Last update at 23 · 08 · by milo‧‧‧ One of 808
The Mercedes-Benz C111 was a series of experimental automobiles produced by Mercedes-Benz in the 1960s and 1970s. The company was experimenting with new engine technologies, including Wankel engines, diesel engines, and turbochargers, and used the basic C111 platform as a testbed. Other experimental features included multi-link rear suspension, gull-wing doors and a luxurious interior with leather trim and air conditioning.
The C 111 served to test the Wankel engine. A three-rotor unit developing 206 kW (280 hp) provided the propulsion power and permitted a top speed of 260 km/h (162 mph) – quite remarkable for the time. Just a few months later a thoroughly revised version of the C 111 was shown at the Geneva Motor Show. It featured a four-rotor Wankel engine with an output of 257 kW (350 hp). The car accelerated from standstill to 100 km/h (62 mph) in 4.8 seconds and attained a top speed of 300 km/h (186 mph).

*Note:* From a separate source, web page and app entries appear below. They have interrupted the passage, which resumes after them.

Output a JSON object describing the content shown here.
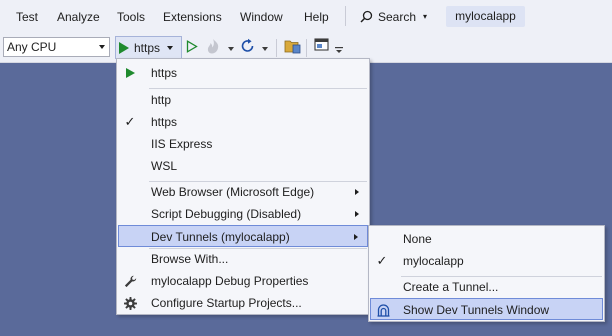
{
  "menubar": {
    "items": [
      "Test",
      "Analyze",
      "Tools",
      "Extensions",
      "Window",
      "Help"
    ],
    "search_label": "Search",
    "app_name": "mylocalapp"
  },
  "toolbar": {
    "platform_value": "Any CPU",
    "run_profile": "https"
  },
  "run_menu": {
    "top_item": "https",
    "profiles": [
      "http",
      "https",
      "IIS Express",
      "WSL"
    ],
    "checked_profile": "https",
    "web_browser": "Web Browser (Microsoft Edge)",
    "script_debugging": "Script Debugging (Disabled)",
    "dev_tunnels": "Dev Tunnels (mylocalapp)",
    "browse_with": "Browse With...",
    "debug_properties": "mylocalapp Debug Properties",
    "configure_startup": "Configure Startup Projects..."
  },
  "tunnels_menu": {
    "none": "None",
    "tunnel": "mylocalapp",
    "checked": "mylocalapp",
    "create": "Create a Tunnel...",
    "show_window": "Show Dev Tunnels Window"
  },
  "colors": {
    "background": "#5a6a9a",
    "chrome": "#eef0f7",
    "menu": "#f5f6fa",
    "highlight": "#c8d3f5",
    "run_green": "#1f8a2e"
  }
}
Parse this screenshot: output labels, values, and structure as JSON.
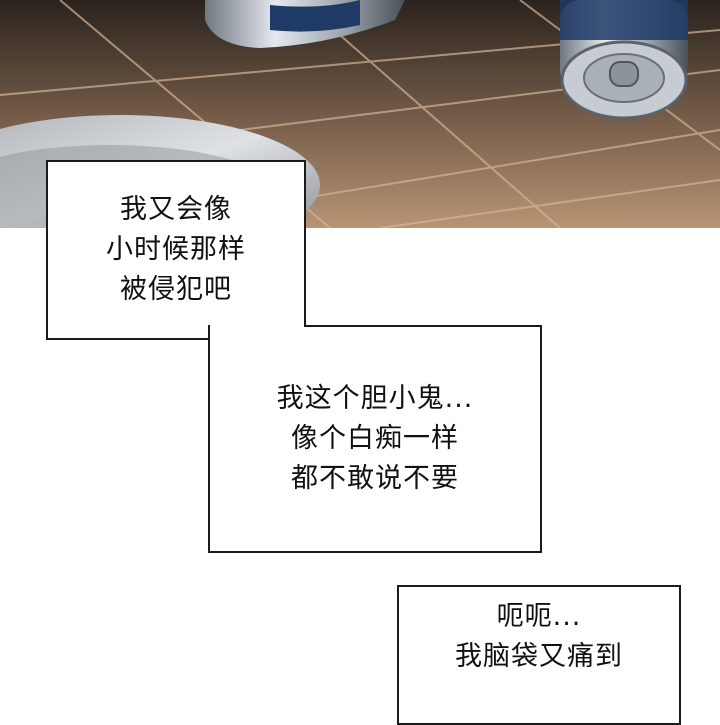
{
  "scene": {
    "description_colors": {
      "floor": "#8a6e55",
      "grout": "#c9a98a",
      "can": "#b9c0c8",
      "can_label": "#1f3a66"
    }
  },
  "bubbles": [
    {
      "lines": [
        "我又会像",
        "小时候那样",
        "被侵犯吧"
      ]
    },
    {
      "lines": [
        "我这个胆小鬼...",
        "像个白痴一样",
        "都不敢说不要"
      ]
    },
    {
      "lines": [
        "呃呃...",
        "我脑袋又痛到"
      ]
    }
  ]
}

The record-breaking C 111-IV of 1979 came with further aerodynamic refinements, additionally featuring distinctive spoilers, a changed front end and two tail fins.